WHAT THE EXERCISE ASKS
What lines in the data below mention the string "thông"? Copy them out.

RAW DATA START

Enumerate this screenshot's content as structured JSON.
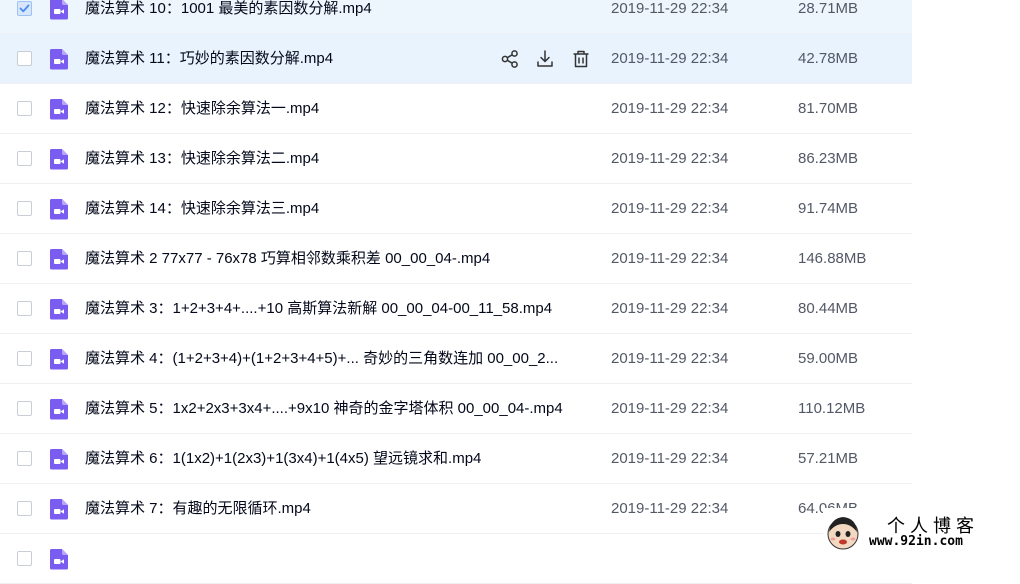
{
  "files": [
    {
      "name": "魔法算术 10：1001  最美的素因数分解.mp4",
      "date": "2019-11-29 22:34",
      "size": "28.71MB",
      "checked": true,
      "hover": false
    },
    {
      "name": "魔法算术 11：巧妙的素因数分解.mp4",
      "date": "2019-11-29 22:34",
      "size": "42.78MB",
      "checked": false,
      "hover": true
    },
    {
      "name": "魔法算术 12：快速除余算法一.mp4",
      "date": "2019-11-29 22:34",
      "size": "81.70MB",
      "checked": false,
      "hover": false
    },
    {
      "name": "魔法算术 13：快速除余算法二.mp4",
      "date": "2019-11-29 22:34",
      "size": "86.23MB",
      "checked": false,
      "hover": false
    },
    {
      "name": "魔法算术 14：快速除余算法三.mp4",
      "date": "2019-11-29 22:34",
      "size": "91.74MB",
      "checked": false,
      "hover": false
    },
    {
      "name": "魔法算术 2 77x77 - 76x78  巧算相邻数乘积差 00_00_04-.mp4",
      "date": "2019-11-29 22:34",
      "size": "146.88MB",
      "checked": false,
      "hover": false
    },
    {
      "name": "魔法算术 3：1+2+3+4+....+10  高斯算法新解 00_00_04-00_11_58.mp4",
      "date": "2019-11-29 22:34",
      "size": "80.44MB",
      "checked": false,
      "hover": false
    },
    {
      "name": "魔法算术 4：(1+2+3+4)+(1+2+3+4+5)+... 奇妙的三角数连加 00_00_2...",
      "date": "2019-11-29 22:34",
      "size": "59.00MB",
      "checked": false,
      "hover": false
    },
    {
      "name": "魔法算术 5：1x2+2x3+3x4+....+9x10  神奇的金字塔体积 00_00_04-.mp4",
      "date": "2019-11-29 22:34",
      "size": "110.12MB",
      "checked": false,
      "hover": false
    },
    {
      "name": "魔法算术 6：1(1x2)+1(2x3)+1(3x4)+1(4x5) 望远镜求和.mp4",
      "date": "2019-11-29 22:34",
      "size": "57.21MB",
      "checked": false,
      "hover": false
    },
    {
      "name": "魔法算术 7：有趣的无限循环.mp4",
      "date": "2019-11-29 22:34",
      "size": "64.06MB",
      "checked": false,
      "hover": false
    },
    {
      "name": "",
      "date": "",
      "size": "",
      "checked": false,
      "hover": false
    }
  ],
  "icons": {
    "file": "video-file-icon",
    "checkmark": "checkmark-icon",
    "share": "share-icon",
    "download": "download-icon",
    "delete": "trash-icon"
  },
  "colors": {
    "accent": "#7a5cf0",
    "check": "#4a8af4",
    "hover_row": "#e8f3fd",
    "selected_row": "#eef6fd"
  },
  "watermark": {
    "title": "个人博客",
    "url": "www.92in.com"
  }
}
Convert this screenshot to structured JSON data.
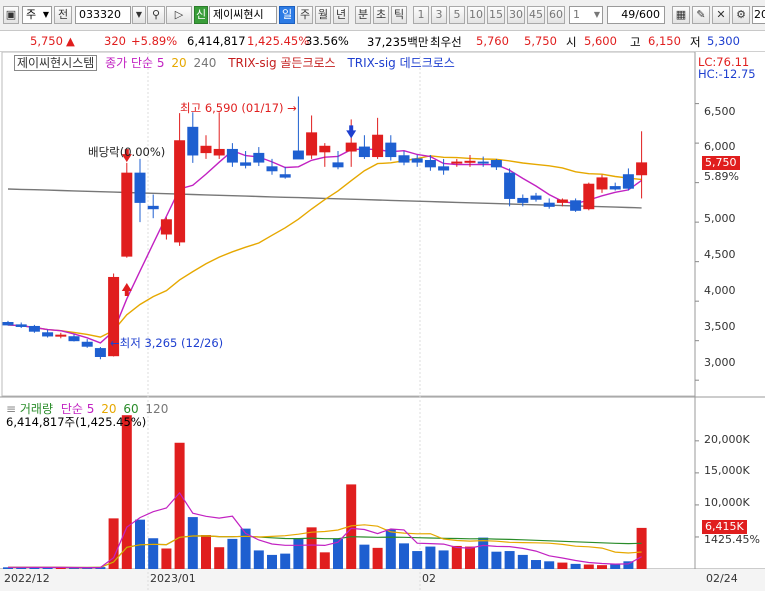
{
  "toolbar": {
    "period_type": "주",
    "prev_label": "전",
    "code": "033320",
    "new_badge": "신",
    "stock_name": "제이씨현시",
    "period_buttons": [
      "일",
      "주",
      "월",
      "년",
      "분",
      "초",
      "틱"
    ],
    "selected_period": "일",
    "interval_buttons": [
      "1",
      "3",
      "5",
      "10",
      "15",
      "30",
      "45",
      "60"
    ],
    "count_select": "1",
    "page_counter": "49/600",
    "right_value": "20"
  },
  "quote": {
    "price": "5,750",
    "arrow": "▲",
    "change": "320",
    "change_pct": "+5.89%",
    "volume": "6,414,817",
    "volume_ratio": "1,425.45%",
    "turnover": "33.56%",
    "amount": "37,235백만",
    "best_ask_label": "최우선",
    "best_ask": "5,760",
    "best_bid": "5,750",
    "open_label": "시",
    "open": "5,600",
    "high_label": "고",
    "high": "6,150",
    "low_label": "저",
    "low": "5,300"
  },
  "price_panel": {
    "legend_system": "제이씨현시스템",
    "legend_ma": "종가 단순 5",
    "legend_ma20": "20",
    "legend_ma240": "240",
    "legend_golden": "TRIX-sig 골든크로스",
    "legend_dead": "TRIX-sig 데드크로스",
    "lc": "LC:76.11",
    "hc": "HC:-12.75",
    "ann_high": "최고 6,590 (01/17)",
    "ann_low": "최저 3,265 (12/26)",
    "ann_dividend": "배당락(0.00%)",
    "current_tag": "5,750",
    "current_pct": "5.89%",
    "y_ticks": [
      "6,500",
      "6,000",
      "5,500",
      "5,000",
      "4,500",
      "4,000",
      "3,500",
      "3,000"
    ]
  },
  "volume_panel": {
    "legend_vol": "거래량",
    "legend_ma": "단순 5",
    "legend_20": "20",
    "legend_60": "60",
    "legend_120": "120",
    "info": "6,414,817주(1,425.45%)",
    "current_tag": "6,415K",
    "current_pct": "1425.45%",
    "y_ticks": [
      "20,000K",
      "15,000K",
      "10,000K",
      "5,000K"
    ]
  },
  "x_axis": {
    "labels": [
      "2022/12",
      "2023/01",
      "02",
      "02/24"
    ]
  },
  "chart_data": {
    "type": "candlestick",
    "candles": [
      {
        "o": 3730,
        "h": 3750,
        "l": 3690,
        "c": 3700
      },
      {
        "o": 3700,
        "h": 3730,
        "l": 3660,
        "c": 3680
      },
      {
        "o": 3680,
        "h": 3700,
        "l": 3600,
        "c": 3620
      },
      {
        "o": 3600,
        "h": 3640,
        "l": 3540,
        "c": 3560
      },
      {
        "o": 3560,
        "h": 3600,
        "l": 3530,
        "c": 3570
      },
      {
        "o": 3550,
        "h": 3580,
        "l": 3490,
        "c": 3500
      },
      {
        "o": 3480,
        "h": 3520,
        "l": 3410,
        "c": 3430
      },
      {
        "o": 3400,
        "h": 3420,
        "l": 3265,
        "c": 3300
      },
      {
        "o": 3310,
        "h": 4350,
        "l": 3300,
        "c": 4300
      },
      {
        "o": 4570,
        "h": 5750,
        "l": 4550,
        "c": 5620
      },
      {
        "o": 5620,
        "h": 5800,
        "l": 5000,
        "c": 5250
      },
      {
        "o": 5200,
        "h": 5350,
        "l": 5050,
        "c": 5170
      },
      {
        "o": 4850,
        "h": 5060,
        "l": 4780,
        "c": 5030
      },
      {
        "o": 4750,
        "h": 6380,
        "l": 4700,
        "c": 6030
      },
      {
        "o": 6200,
        "h": 6390,
        "l": 5750,
        "c": 5850
      },
      {
        "o": 5880,
        "h": 6100,
        "l": 5800,
        "c": 5960
      },
      {
        "o": 5850,
        "h": 6390,
        "l": 5800,
        "c": 5920
      },
      {
        "o": 5920,
        "h": 6000,
        "l": 5700,
        "c": 5760
      },
      {
        "o": 5750,
        "h": 5900,
        "l": 5680,
        "c": 5720
      },
      {
        "o": 5870,
        "h": 5950,
        "l": 5710,
        "c": 5760
      },
      {
        "o": 5700,
        "h": 5800,
        "l": 5600,
        "c": 5650
      },
      {
        "o": 5600,
        "h": 5700,
        "l": 5550,
        "c": 5570
      },
      {
        "o": 5900,
        "h": 6590,
        "l": 5800,
        "c": 5800
      },
      {
        "o": 5850,
        "h": 6350,
        "l": 5800,
        "c": 6130
      },
      {
        "o": 5890,
        "h": 6000,
        "l": 5700,
        "c": 5960
      },
      {
        "o": 5750,
        "h": 5900,
        "l": 5670,
        "c": 5700
      },
      {
        "o": 5900,
        "h": 6300,
        "l": 5700,
        "c": 6000
      },
      {
        "o": 5950,
        "h": 6100,
        "l": 5800,
        "c": 5830
      },
      {
        "o": 5830,
        "h": 6320,
        "l": 5800,
        "c": 6100
      },
      {
        "o": 6000,
        "h": 6100,
        "l": 5780,
        "c": 5830
      },
      {
        "o": 5840,
        "h": 5900,
        "l": 5720,
        "c": 5760
      },
      {
        "o": 5800,
        "h": 5850,
        "l": 5700,
        "c": 5760
      },
      {
        "o": 5780,
        "h": 5850,
        "l": 5650,
        "c": 5700
      },
      {
        "o": 5700,
        "h": 5800,
        "l": 5600,
        "c": 5660
      },
      {
        "o": 5750,
        "h": 5800,
        "l": 5700,
        "c": 5760
      },
      {
        "o": 5760,
        "h": 5850,
        "l": 5700,
        "c": 5770
      },
      {
        "o": 5760,
        "h": 5830,
        "l": 5700,
        "c": 5750
      },
      {
        "o": 5780,
        "h": 5800,
        "l": 5660,
        "c": 5700
      },
      {
        "o": 5620,
        "h": 5680,
        "l": 5200,
        "c": 5300
      },
      {
        "o": 5300,
        "h": 5350,
        "l": 5200,
        "c": 5250
      },
      {
        "o": 5330,
        "h": 5370,
        "l": 5260,
        "c": 5290
      },
      {
        "o": 5240,
        "h": 5300,
        "l": 5170,
        "c": 5200
      },
      {
        "o": 5250,
        "h": 5300,
        "l": 5200,
        "c": 5280
      },
      {
        "o": 5270,
        "h": 5300,
        "l": 5130,
        "c": 5150
      },
      {
        "o": 5170,
        "h": 5500,
        "l": 5150,
        "c": 5480
      },
      {
        "o": 5420,
        "h": 5600,
        "l": 5370,
        "c": 5560
      },
      {
        "o": 5450,
        "h": 5500,
        "l": 5400,
        "c": 5420
      },
      {
        "o": 5600,
        "h": 5680,
        "l": 5400,
        "c": 5430
      },
      {
        "o": 5600,
        "h": 6150,
        "l": 5300,
        "c": 5750
      }
    ],
    "candle_colors": {
      "up": "#e01e1e",
      "down": "#1e5fd0"
    },
    "volume": [
      260,
      260,
      240,
      230,
      230,
      220,
      200,
      300,
      7900,
      24000,
      7700,
      4800,
      3200,
      19700,
      8100,
      5300,
      3400,
      4700,
      6300,
      2900,
      2200,
      2400,
      4700,
      6500,
      2600,
      4700,
      13200,
      3800,
      3300,
      6200,
      4000,
      2800,
      3500,
      2900,
      3600,
      3500,
      4900,
      2700,
      2800,
      2200,
      1400,
      1200,
      1000,
      800,
      700,
      600,
      700,
      1200,
      6415
    ],
    "volume_unit": "K",
    "ylim_price": [
      2800,
      6900
    ],
    "ylim_volume": [
      0,
      24500
    ]
  }
}
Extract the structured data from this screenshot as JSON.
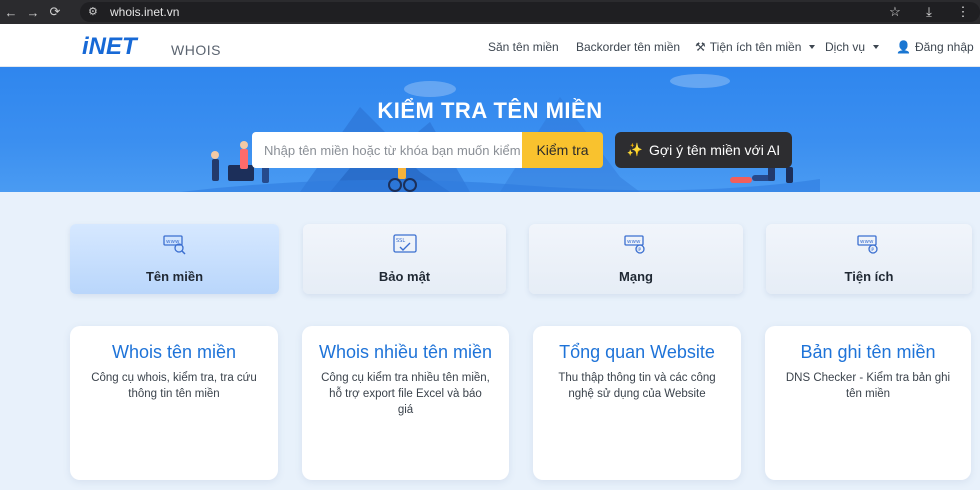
{
  "browser": {
    "url": "whois.inet.vn",
    "back_icon": "arrow-left-icon",
    "forward_icon": "arrow-right-icon",
    "reload_icon": "reload-icon",
    "star_icon": "star-icon",
    "download_icon": "download-icon",
    "menu_icon": "kebab-menu-icon"
  },
  "header": {
    "logo": "iNET",
    "logo_sub": "WHOIS",
    "nav": {
      "san_ten_mien": "Săn tên miền",
      "backorder": "Backorder tên miền",
      "tien_ich": "Tiện ích tên miền",
      "dich_vu": "Dịch vụ",
      "dang_nhap": "Đăng nhập"
    }
  },
  "banner": {
    "title": "KIỂM TRA TÊN MIỀN",
    "search_placeholder": "Nhập tên miền hoặc từ khóa bạn muốn kiểm tra",
    "search_button": "Kiểm tra",
    "ai_button": "Gợi ý tên miền với AI"
  },
  "categories": [
    {
      "label": "Tên miền",
      "icon": "www-search-icon",
      "active": true
    },
    {
      "label": "Bảo mật",
      "icon": "ssl-icon",
      "active": false
    },
    {
      "label": "Mạng",
      "icon": "www-ip-icon",
      "active": false
    },
    {
      "label": "Tiện ích",
      "icon": "www-ip-icon",
      "active": false
    }
  ],
  "cards": [
    {
      "title": "Whois tên miền",
      "desc": "Công cụ whois, kiểm tra, tra cứu thông tin tên miền"
    },
    {
      "title": "Whois nhiều tên miền",
      "desc": "Công cụ kiểm tra nhiều tên miền, hỗ trợ export file Excel và báo giá"
    },
    {
      "title": "Tổng quan Website",
      "desc": "Thu thập thông tin và các công nghệ sử dụng của Website"
    },
    {
      "title": "Bản ghi tên miền",
      "desc": "DNS Checker - Kiểm tra bản ghi tên miền"
    }
  ],
  "colors": {
    "brand_blue": "#1769d6",
    "banner_blue": "#2f86ee",
    "search_yellow": "#f9c22e",
    "ai_dark": "#2d2d30",
    "card_title_blue": "#1e73d8"
  }
}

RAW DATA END

SOLUTION FOR THIS TASK
      "desc": "Công cụ whois, kiểm tra, tra cứu thông tin tên miền"
      "desc": "Thu thập thông tin và các công nghệ sử dụng của Website"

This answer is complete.